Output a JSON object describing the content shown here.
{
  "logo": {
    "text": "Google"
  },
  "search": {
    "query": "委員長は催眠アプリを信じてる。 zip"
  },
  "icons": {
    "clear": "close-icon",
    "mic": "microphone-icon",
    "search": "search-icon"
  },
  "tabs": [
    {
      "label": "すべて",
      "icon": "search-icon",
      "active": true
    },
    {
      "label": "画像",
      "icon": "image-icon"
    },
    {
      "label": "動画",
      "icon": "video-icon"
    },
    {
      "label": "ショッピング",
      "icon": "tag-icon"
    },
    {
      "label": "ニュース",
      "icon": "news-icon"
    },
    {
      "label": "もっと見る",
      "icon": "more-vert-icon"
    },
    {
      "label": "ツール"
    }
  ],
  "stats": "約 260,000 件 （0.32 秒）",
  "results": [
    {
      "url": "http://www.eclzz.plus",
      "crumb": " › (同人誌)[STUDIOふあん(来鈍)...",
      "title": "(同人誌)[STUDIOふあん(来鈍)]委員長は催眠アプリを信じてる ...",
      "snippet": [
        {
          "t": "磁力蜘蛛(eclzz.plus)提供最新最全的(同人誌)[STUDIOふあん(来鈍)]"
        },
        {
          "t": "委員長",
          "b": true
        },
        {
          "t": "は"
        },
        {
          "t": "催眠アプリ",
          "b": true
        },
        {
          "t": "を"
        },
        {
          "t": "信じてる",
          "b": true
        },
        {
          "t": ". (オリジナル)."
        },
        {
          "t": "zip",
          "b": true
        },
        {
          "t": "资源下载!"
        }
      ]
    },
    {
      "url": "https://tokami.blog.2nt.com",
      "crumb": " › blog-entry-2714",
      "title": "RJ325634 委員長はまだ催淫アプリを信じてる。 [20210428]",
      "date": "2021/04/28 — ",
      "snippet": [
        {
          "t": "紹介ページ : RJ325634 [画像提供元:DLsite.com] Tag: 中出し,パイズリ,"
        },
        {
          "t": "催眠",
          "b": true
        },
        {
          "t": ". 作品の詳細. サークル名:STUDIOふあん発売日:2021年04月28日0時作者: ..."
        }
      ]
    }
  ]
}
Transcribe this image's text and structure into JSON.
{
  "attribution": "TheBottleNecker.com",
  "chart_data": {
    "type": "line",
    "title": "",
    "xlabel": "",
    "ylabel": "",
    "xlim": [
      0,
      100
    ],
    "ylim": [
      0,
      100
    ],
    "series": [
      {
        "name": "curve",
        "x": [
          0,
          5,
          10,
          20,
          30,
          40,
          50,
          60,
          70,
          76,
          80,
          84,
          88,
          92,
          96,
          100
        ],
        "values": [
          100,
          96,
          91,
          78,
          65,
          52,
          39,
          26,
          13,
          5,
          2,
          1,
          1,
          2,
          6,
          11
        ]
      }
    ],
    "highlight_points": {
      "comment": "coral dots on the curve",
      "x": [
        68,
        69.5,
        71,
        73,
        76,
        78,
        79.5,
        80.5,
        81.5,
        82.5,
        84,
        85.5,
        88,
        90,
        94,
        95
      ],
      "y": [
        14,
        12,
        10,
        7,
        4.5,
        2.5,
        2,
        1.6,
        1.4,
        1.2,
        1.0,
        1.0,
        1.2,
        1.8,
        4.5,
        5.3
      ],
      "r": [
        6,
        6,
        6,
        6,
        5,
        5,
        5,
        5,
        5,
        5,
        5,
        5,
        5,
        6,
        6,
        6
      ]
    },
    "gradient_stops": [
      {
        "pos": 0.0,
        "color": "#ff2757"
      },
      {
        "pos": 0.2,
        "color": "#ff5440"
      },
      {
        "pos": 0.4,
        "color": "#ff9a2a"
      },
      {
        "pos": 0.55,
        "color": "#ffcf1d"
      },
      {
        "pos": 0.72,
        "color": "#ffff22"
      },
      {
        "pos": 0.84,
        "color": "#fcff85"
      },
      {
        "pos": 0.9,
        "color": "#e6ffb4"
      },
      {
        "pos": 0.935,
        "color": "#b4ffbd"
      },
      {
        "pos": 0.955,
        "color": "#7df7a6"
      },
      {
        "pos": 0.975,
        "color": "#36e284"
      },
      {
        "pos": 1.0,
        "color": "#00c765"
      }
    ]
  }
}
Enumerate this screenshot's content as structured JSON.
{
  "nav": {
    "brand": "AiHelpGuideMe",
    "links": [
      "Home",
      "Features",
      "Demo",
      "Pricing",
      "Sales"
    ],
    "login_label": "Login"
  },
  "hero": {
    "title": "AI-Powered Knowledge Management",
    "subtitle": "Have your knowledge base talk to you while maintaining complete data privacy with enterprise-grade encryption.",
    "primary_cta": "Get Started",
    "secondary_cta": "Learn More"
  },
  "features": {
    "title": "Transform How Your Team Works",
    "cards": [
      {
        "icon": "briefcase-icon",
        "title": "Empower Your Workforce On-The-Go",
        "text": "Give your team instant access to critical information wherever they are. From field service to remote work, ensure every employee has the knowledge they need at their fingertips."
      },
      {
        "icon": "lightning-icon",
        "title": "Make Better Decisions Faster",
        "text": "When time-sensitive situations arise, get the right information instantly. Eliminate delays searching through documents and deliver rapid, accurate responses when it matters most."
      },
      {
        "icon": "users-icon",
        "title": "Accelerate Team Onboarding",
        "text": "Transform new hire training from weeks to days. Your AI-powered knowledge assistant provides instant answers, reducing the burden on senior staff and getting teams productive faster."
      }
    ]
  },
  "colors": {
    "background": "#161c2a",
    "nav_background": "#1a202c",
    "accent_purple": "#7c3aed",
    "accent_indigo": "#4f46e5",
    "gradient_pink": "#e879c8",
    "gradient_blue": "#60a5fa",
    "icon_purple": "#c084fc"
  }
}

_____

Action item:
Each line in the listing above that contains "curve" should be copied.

Your response:
        "name": "curve",
      "comment": "coral dots on the curve",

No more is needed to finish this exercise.